I've done it before. Found something around the house that I couldn't help myself from crocheting or knitting with - besides yarn.
I remember when making plarn (plastic bag strips) hit the scene. One of my kids asked if it wouldn't just be eaier to use the bag as-is. Oh sure, but how creative is that?
And I've taken apart several old cassette tapes (I'm embarassed to say which one's as then you'd know my musical tastes back in the 80's) to use as yarn.
While looking for information and ideas about this blog post, I knew I wanted to talk about alternative fibers for knitting. I wanted to find the most creative uses/sources. I'd have to say, this one: Make yarn from newspaper takes the cake. I'm intriqued about it's durability. And I wonder if the ink would make your hands a mess while spinning.... I want to try it though!
Knitting with pet fur (cats and dogs) was something I heard about years ago. At first I thought "ewwww". However, honestly....how is it any different than fleece from sheep, alpaca fur, cashmere from a goat, or angora from rabbit fur? Cats and dogs are cleaner, and I know I'm generally wearing my cat's fur on me everyday anyway. Anyway....here are a couple of places that spin your pet's fur into yarn.
I've seen creations made from t-shirts cut into strips, and then knit or crocheted. Seems like you wouldn't get that much yarn from one shirt, so a sweater would take quite a few t-shirts! Still, I think I'm going to try this one. Maybe from men's undershirts...thinner fabric + thinner strips = a larger ball of "tyarn".
Here's a page I came across that is CHOCK FULL of tips and links on making your own yarn from alternative fibers. I saved this one for future reference.

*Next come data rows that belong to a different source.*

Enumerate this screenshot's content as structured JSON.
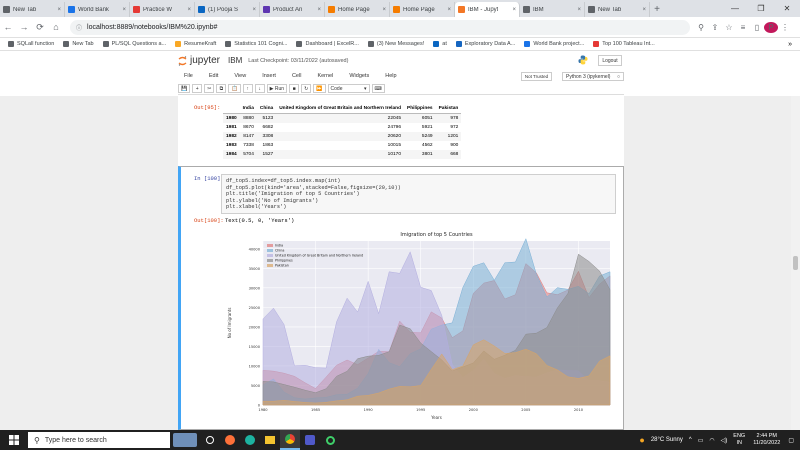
{
  "browser": {
    "tabs": [
      {
        "label": "New Tab",
        "color": "#5f6368",
        "active": false
      },
      {
        "label": "World Bank",
        "color": "#1a73e8",
        "active": false
      },
      {
        "label": "Practice W",
        "color": "#e53935",
        "active": false
      },
      {
        "label": "(1) Pooja S",
        "color": "#0a66c2",
        "active": false
      },
      {
        "label": "Product An",
        "color": "#5e35b1",
        "active": false
      },
      {
        "label": "Home Page",
        "color": "#f57c00",
        "active": false
      },
      {
        "label": "Home Page",
        "color": "#f57c00",
        "active": false
      },
      {
        "label": "IBM - Jupyt",
        "color": "#f37726",
        "active": true
      },
      {
        "label": "IBM",
        "color": "#5f6368",
        "active": false
      },
      {
        "label": "New Tab",
        "color": "#5f6368",
        "active": false
      }
    ],
    "new_tab": "+",
    "url": "localhost:8889/notebooks/IBM%20.ipynb#",
    "bookmarks": [
      {
        "label": "SQLall function",
        "color": "#5f6368"
      },
      {
        "label": "New Tab",
        "color": "#5f6368"
      },
      {
        "label": "PL/SQL Questions a...",
        "color": "#5f6368"
      },
      {
        "label": "ResumeKraft",
        "color": "#f9a825"
      },
      {
        "label": "Statistics 101 Cogni...",
        "color": "#5f6368"
      },
      {
        "label": "Dashboard | ExcelR...",
        "color": "#5f6368"
      },
      {
        "label": "(3) New Messages!",
        "color": "#5f6368"
      },
      {
        "label": "at",
        "color": "#0a66c2"
      },
      {
        "label": "Exploratory Data A...",
        "color": "#1565c0"
      },
      {
        "label": "World Bank project...",
        "color": "#1a73e8"
      },
      {
        "label": "Top 100 Tableau Int...",
        "color": "#e53935"
      }
    ],
    "more_bookmarks": "»"
  },
  "jupyter": {
    "logo_text": "jupyter",
    "notebook_name": "IBM",
    "checkpoint": "Last Checkpoint: 03/11/2022  (autosaved)",
    "logout": "Logout",
    "menu": [
      "File",
      "Edit",
      "View",
      "Insert",
      "Cell",
      "Kernel",
      "Widgets",
      "Help"
    ],
    "trusted": "Not Trusted",
    "kernel": "Python 3 (ipykernel)",
    "toolbar": {
      "run_label": "Run",
      "cell_type": "Code"
    }
  },
  "output_95": {
    "prompt": "Out[95]:",
    "columns": [
      "",
      "India",
      "China",
      "United Kingdom of Great Britain and Northern Ireland",
      "Philippines",
      "Pakistan"
    ],
    "rows": [
      [
        "1980",
        "8880",
        "5123",
        "22045",
        "6051",
        "978"
      ],
      [
        "1981",
        "8670",
        "6682",
        "24796",
        "5921",
        "972"
      ],
      [
        "1982",
        "8147",
        "3308",
        "20620",
        "5249",
        "1201"
      ],
      [
        "1983",
        "7338",
        "1863",
        "10015",
        "4562",
        "900"
      ],
      [
        "1984",
        "5704",
        "1527",
        "10170",
        "3801",
        "668"
      ]
    ]
  },
  "cell_100": {
    "in_prompt": "In [100]:",
    "code": [
      "df_top5.index=df_top5.index.map(int)",
      "df_top5.plot(kind='area',stacked=False,figsize=(20,10))",
      "plt.title('Imigration of top 5 Countries')",
      "plt.ylabel('No of Imigrants')",
      "plt.xlabel('Years')"
    ],
    "out_prompt": "Out[100]:",
    "out_text": "Text(0.5, 0, 'Years')"
  },
  "chart_data": {
    "type": "area",
    "stacked": false,
    "title": "Imigration of top 5 Countries",
    "xlabel": "Years",
    "ylabel": "No of Imigrants",
    "ylim": [
      0,
      42000
    ],
    "xlim": [
      1980,
      2013
    ],
    "yticks": [
      0,
      5000,
      10000,
      15000,
      20000,
      25000,
      30000,
      35000,
      40000
    ],
    "xticks": [
      1980,
      1985,
      1990,
      1995,
      2000,
      2005,
      2010
    ],
    "legend_position": "top-left",
    "grid": true,
    "x": [
      1980,
      1981,
      1982,
      1983,
      1984,
      1985,
      1986,
      1987,
      1988,
      1989,
      1990,
      1991,
      1992,
      1993,
      1994,
      1995,
      1996,
      1997,
      1998,
      1999,
      2000,
      2001,
      2002,
      2003,
      2004,
      2005,
      2006,
      2007,
      2008,
      2009,
      2010,
      2011,
      2012,
      2013
    ],
    "series": [
      {
        "name": "India",
        "color": "#e07b7b",
        "values": [
          8880,
          8670,
          8147,
          7338,
          5704,
          4211,
          7150,
          10189,
          11522,
          10343,
          12041,
          13734,
          13673,
          21496,
          18620,
          18489,
          23859,
          22268,
          17241,
          18974,
          28572,
          31223,
          31889,
          27155,
          28235,
          36210,
          33848,
          28742,
          28261,
          29456,
          34235,
          27509,
          30933,
          33087
        ]
      },
      {
        "name": "China",
        "color": "#7ab0d6",
        "values": [
          5123,
          6682,
          3308,
          1863,
          1527,
          1816,
          1960,
          2643,
          2758,
          4323,
          8076,
          14255,
          10846,
          9817,
          13128,
          14398,
          19415,
          20475,
          21049,
          30069,
          35529,
          36434,
          31961,
          36439,
          36619,
          42584,
          33518,
          27642,
          30037,
          29622,
          30391,
          28502,
          33024,
          34129
        ]
      },
      {
        "name": "United Kingdom of Great Britain and Northern Ireland",
        "color": "#b3aee0",
        "values": [
          22045,
          24796,
          20620,
          10015,
          10170,
          9564,
          9470,
          21337,
          27359,
          23795,
          31668,
          23380,
          34123,
          33720,
          39231,
          30145,
          29322,
          22965,
          10367,
          7045,
          8840,
          11728,
          8046,
          6797,
          7533,
          7258,
          7140,
          8216,
          8979,
          8876,
          8724,
          6204,
          6195,
          5827
        ]
      },
      {
        "name": "Philippines",
        "color": "#8c8c8c",
        "values": [
          6051,
          5921,
          5249,
          4562,
          3801,
          3150,
          4166,
          7360,
          8639,
          11865,
          12509,
          12718,
          13670,
          20479,
          19532,
          15864,
          13692,
          11549,
          8735,
          9734,
          10763,
          13836,
          11707,
          12758,
          14004,
          18139,
          18400,
          19837,
          24887,
          28573,
          38617,
          36765,
          34315,
          29544
        ]
      },
      {
        "name": "Pakistan",
        "color": "#d9a566",
        "values": [
          978,
          972,
          1201,
          900,
          668,
          514,
          691,
          1072,
          1334,
          2261,
          2470,
          3079,
          4071,
          4777,
          4666,
          4994,
          9125,
          13073,
          9068,
          9979,
          15400,
          16708,
          15110,
          13205,
          13399,
          14314,
          13127,
          10124,
          8994,
          7217,
          6811,
          7468,
          11227,
          12603
        ]
      }
    ]
  },
  "taskbar": {
    "search_placeholder": "Type here to search",
    "weather": "28°C  Sunny",
    "lang_top": "ENG",
    "lang_bottom": "IN",
    "time": "2:44 PM",
    "date": "11/20/2022"
  }
}
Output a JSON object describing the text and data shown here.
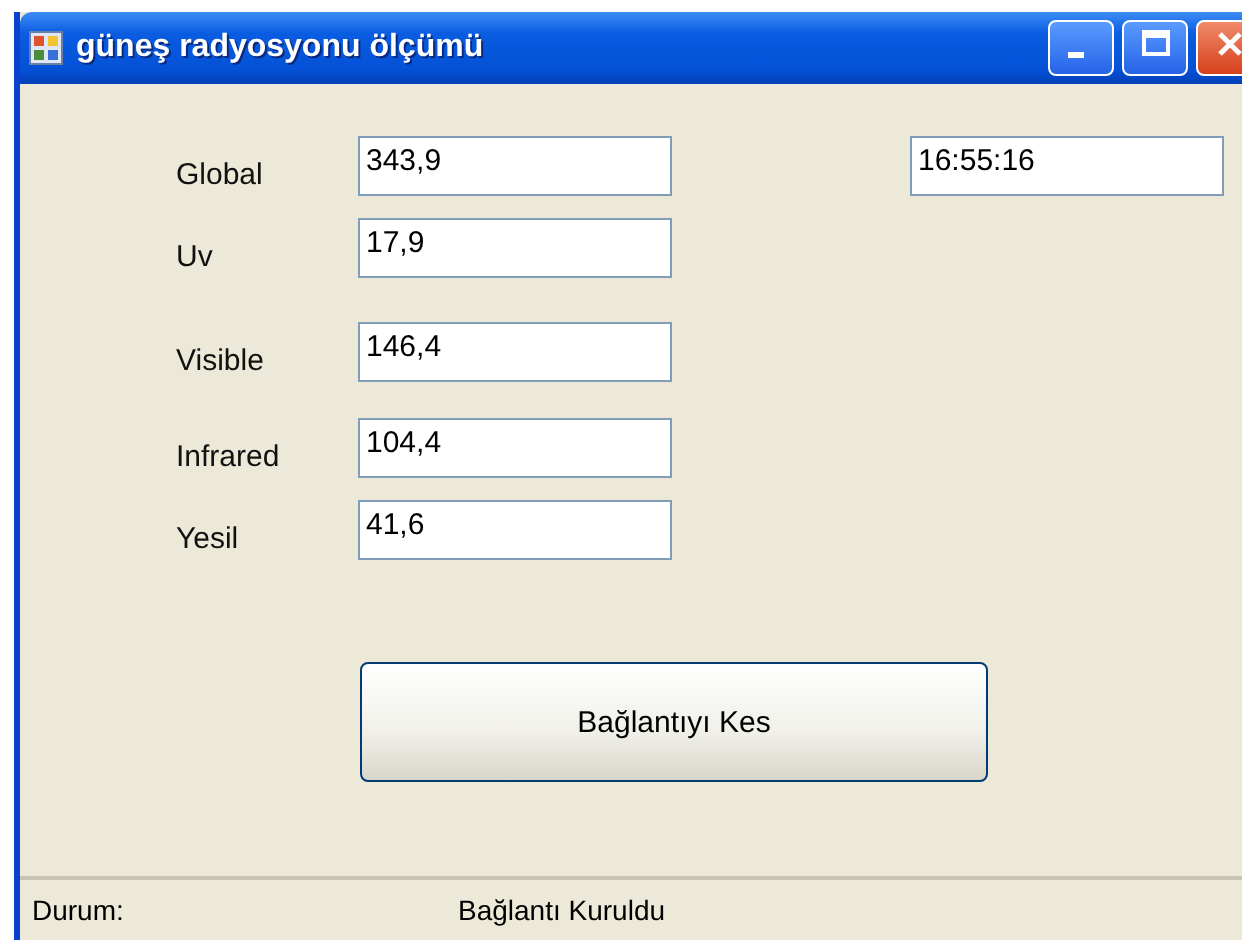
{
  "window": {
    "title": "güneş radyosyonu ölçümü"
  },
  "readings": [
    {
      "label": "Global",
      "value": "343,9"
    },
    {
      "label": "Uv",
      "value": "17,9"
    },
    {
      "label": "Visible",
      "value": "146,4"
    },
    {
      "label": "Infrared",
      "value": "104,4"
    },
    {
      "label": "Yesil",
      "value": "41,6"
    }
  ],
  "time": {
    "value": "16:55:16"
  },
  "button": {
    "label": "Bağlantıyı Kes"
  },
  "status_bar": {
    "label": "Durum:",
    "value": "Bağlantı Kuruldu"
  }
}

I'm generally one of those folks that dives in head-first into something without reading any sort of directions. I figure if mess up, I can always go back and read. Amazingly enough, I don't often "go back and read". Sometimes you know more than you think you do. LOL Anywho....the first time I unraveled a sweater I just "wung it". Meaning, I let common sense guide me. However, there are some really good tips and hints in this tutorial that would save someone a bit of time and frustration. There are some sweaters that are just not condusive to yarn recycling.
Now, you may be asking yourself "why all this recycling business"? Glad you asked. I'm a member of a team on Etsy that is having this HUGE (did I mention it was huge?) event July 21-27 called GO GREEN with EtsyTwitter Team. A blurb from our team blog about this event:
Our team, which uses Twitter to expand its reach to a global audience, thinks that “Going Green” is far more than just a sales pitch. We really want to dispel the myth that items that are “green” have to be expensive or time-consuming to find, and encourage people to think of ways they can conserve the most valuable resource we have, which is the Earth itself. This is one way to really turn people on to the idea of buying responsibly and learning how to find items, which support, rather than harm, our natural resources.
Have you been encouraged to green up your life a little more? You can start by visiting this site of the best green blogs, and then.....shop with the EtsyTwitter team July 21-27.